→ **Problem details**:
Work out how many lines below contain the word "data", then give that number alone.

· · · · · · ·

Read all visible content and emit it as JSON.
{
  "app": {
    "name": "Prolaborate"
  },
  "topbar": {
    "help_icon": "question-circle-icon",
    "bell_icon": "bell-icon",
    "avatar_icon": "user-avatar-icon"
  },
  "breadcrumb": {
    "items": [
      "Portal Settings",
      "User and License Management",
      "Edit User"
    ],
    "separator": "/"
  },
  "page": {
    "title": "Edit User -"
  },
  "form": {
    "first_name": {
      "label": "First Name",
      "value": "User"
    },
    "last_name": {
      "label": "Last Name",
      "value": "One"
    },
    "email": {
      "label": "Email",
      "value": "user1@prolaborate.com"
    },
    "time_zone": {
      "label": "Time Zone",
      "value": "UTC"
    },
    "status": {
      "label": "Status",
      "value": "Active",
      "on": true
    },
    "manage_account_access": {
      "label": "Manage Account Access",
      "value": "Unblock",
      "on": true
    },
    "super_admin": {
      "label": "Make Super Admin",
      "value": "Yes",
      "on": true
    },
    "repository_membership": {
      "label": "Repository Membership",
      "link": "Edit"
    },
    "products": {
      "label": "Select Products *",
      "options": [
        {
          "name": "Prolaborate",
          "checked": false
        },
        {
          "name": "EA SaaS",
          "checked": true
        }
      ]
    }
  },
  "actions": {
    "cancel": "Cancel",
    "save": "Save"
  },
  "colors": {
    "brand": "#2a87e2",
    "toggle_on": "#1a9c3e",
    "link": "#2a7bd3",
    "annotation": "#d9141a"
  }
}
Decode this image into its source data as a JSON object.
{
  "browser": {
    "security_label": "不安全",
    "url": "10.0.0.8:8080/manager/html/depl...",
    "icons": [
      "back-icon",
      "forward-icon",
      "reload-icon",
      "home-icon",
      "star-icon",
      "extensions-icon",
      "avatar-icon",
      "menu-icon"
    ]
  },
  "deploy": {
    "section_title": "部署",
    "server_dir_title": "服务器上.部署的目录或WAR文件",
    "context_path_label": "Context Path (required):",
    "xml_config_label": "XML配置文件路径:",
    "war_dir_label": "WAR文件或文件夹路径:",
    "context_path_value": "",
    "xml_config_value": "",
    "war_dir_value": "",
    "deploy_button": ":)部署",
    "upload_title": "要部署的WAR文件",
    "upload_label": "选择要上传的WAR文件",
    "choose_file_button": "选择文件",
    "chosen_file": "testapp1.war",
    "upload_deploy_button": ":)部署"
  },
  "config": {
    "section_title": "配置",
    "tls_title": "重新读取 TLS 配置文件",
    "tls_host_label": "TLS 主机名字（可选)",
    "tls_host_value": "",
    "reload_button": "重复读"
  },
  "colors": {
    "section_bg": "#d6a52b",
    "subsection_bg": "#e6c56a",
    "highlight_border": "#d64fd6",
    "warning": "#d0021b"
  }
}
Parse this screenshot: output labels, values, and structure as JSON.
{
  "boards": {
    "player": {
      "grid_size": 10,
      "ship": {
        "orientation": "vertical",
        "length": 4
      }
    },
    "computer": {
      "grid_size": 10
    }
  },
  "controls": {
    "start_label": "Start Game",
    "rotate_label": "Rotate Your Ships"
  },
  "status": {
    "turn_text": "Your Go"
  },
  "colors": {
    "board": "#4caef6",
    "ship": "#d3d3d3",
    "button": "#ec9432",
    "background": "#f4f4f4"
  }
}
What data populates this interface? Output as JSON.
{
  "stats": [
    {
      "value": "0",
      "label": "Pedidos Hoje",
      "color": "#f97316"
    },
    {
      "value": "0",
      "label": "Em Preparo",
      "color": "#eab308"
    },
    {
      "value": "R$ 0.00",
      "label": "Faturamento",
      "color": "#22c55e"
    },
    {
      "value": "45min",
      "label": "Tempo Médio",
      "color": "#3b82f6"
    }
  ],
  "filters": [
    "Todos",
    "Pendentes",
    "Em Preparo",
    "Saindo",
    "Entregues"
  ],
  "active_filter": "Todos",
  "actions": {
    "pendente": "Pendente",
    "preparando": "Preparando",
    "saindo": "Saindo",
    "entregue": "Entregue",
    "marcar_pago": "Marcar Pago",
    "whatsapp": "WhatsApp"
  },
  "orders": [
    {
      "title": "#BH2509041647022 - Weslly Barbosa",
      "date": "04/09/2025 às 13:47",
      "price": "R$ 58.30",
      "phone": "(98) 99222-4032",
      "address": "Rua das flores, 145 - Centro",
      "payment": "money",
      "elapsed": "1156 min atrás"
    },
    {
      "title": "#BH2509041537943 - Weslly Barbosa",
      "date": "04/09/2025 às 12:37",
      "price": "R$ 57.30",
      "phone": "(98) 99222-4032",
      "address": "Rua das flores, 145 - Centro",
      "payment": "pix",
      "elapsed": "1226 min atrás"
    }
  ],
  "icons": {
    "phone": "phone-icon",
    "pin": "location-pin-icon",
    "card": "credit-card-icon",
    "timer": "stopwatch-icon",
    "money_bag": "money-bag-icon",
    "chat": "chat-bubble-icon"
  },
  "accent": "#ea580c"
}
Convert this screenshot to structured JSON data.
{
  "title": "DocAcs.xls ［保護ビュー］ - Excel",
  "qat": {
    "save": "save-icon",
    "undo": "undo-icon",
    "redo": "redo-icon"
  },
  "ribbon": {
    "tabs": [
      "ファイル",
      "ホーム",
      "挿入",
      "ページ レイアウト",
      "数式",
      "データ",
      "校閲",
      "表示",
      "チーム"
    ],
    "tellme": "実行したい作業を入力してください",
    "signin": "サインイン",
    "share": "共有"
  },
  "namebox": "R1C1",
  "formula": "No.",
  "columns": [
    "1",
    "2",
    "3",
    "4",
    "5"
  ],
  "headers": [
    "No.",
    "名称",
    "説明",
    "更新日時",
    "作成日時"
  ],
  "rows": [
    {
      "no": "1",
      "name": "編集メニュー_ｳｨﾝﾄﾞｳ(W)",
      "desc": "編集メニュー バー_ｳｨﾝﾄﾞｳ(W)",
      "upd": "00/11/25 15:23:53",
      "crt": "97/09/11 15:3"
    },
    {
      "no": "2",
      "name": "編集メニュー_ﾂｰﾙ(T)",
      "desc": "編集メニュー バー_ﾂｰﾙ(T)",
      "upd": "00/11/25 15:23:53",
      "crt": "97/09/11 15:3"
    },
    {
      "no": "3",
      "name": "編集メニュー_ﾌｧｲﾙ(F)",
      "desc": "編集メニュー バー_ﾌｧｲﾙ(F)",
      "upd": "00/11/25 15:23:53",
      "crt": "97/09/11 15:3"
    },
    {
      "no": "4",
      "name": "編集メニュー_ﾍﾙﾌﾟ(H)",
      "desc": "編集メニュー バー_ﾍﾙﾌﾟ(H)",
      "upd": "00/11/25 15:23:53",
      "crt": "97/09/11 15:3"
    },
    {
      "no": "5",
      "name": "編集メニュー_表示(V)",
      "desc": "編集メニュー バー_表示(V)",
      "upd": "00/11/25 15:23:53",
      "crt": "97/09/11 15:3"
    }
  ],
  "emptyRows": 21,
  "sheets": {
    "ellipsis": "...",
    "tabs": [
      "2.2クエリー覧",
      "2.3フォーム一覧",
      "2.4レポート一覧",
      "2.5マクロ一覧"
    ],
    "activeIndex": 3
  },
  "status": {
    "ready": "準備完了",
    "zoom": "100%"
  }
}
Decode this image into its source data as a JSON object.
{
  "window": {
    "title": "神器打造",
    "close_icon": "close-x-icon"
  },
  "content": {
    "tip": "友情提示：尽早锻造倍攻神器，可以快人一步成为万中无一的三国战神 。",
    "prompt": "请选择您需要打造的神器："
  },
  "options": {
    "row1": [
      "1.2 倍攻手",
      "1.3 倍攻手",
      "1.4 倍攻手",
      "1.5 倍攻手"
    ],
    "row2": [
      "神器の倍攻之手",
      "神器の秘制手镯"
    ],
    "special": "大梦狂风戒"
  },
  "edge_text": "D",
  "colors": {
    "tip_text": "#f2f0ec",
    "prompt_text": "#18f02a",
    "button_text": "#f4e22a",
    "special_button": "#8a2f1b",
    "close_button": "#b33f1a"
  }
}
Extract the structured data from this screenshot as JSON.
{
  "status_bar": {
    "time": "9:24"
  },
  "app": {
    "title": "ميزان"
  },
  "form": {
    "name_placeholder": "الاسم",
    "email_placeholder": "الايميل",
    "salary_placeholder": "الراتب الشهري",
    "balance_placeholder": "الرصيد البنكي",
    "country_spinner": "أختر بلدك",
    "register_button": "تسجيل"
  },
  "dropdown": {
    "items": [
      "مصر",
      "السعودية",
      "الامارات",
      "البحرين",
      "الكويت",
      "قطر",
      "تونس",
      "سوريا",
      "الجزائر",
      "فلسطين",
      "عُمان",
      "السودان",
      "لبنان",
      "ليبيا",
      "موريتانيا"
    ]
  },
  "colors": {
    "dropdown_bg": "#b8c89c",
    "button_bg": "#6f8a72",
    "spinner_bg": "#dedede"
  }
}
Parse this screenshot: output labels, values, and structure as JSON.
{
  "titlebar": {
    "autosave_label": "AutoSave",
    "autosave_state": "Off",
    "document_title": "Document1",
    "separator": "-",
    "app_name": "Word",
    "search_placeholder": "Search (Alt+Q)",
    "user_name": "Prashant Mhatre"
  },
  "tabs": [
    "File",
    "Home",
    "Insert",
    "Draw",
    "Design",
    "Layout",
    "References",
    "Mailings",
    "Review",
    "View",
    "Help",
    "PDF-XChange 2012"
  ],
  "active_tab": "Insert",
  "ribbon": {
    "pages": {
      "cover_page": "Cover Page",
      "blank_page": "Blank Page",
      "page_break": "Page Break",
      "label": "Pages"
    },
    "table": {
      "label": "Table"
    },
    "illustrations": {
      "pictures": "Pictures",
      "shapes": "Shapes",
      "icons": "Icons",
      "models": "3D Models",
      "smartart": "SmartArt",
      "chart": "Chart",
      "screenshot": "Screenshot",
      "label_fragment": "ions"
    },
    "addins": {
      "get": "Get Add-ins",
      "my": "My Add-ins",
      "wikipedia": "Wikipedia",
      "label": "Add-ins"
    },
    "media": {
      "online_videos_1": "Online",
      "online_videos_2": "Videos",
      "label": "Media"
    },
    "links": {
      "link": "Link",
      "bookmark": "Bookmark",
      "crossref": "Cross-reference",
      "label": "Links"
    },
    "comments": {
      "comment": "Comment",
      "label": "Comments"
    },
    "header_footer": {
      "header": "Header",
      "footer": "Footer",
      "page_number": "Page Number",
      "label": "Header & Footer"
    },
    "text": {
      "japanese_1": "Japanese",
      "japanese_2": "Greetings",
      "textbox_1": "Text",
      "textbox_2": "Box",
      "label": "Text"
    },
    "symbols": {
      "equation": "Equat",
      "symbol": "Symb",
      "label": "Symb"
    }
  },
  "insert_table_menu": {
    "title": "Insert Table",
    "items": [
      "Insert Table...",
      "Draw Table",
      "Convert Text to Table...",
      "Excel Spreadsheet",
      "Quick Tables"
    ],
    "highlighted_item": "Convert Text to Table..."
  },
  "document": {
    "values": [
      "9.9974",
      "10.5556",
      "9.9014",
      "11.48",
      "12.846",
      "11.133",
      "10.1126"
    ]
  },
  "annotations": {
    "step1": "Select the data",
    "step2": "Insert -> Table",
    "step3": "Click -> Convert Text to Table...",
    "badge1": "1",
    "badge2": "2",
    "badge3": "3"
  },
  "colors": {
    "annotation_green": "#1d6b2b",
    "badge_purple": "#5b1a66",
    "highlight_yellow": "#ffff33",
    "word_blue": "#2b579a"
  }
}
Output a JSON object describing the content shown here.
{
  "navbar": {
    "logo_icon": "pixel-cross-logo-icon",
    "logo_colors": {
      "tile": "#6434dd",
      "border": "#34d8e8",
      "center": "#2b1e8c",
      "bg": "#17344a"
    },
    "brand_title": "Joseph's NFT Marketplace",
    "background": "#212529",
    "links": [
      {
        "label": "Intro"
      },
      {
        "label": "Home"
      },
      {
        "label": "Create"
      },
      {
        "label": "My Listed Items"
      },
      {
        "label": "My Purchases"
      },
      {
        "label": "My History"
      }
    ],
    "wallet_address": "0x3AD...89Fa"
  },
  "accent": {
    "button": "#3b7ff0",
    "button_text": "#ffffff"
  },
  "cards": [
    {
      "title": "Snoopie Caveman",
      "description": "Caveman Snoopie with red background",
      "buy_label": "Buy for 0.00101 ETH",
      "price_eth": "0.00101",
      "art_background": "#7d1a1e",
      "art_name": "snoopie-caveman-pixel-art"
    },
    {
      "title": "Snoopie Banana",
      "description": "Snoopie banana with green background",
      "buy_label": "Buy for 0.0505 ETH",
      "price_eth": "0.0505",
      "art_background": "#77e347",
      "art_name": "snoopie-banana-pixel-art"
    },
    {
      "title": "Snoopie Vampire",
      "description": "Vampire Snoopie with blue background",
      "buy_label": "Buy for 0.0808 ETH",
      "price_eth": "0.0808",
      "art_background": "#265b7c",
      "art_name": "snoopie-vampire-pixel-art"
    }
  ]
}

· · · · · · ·

→ **Solution to this exercise**:
6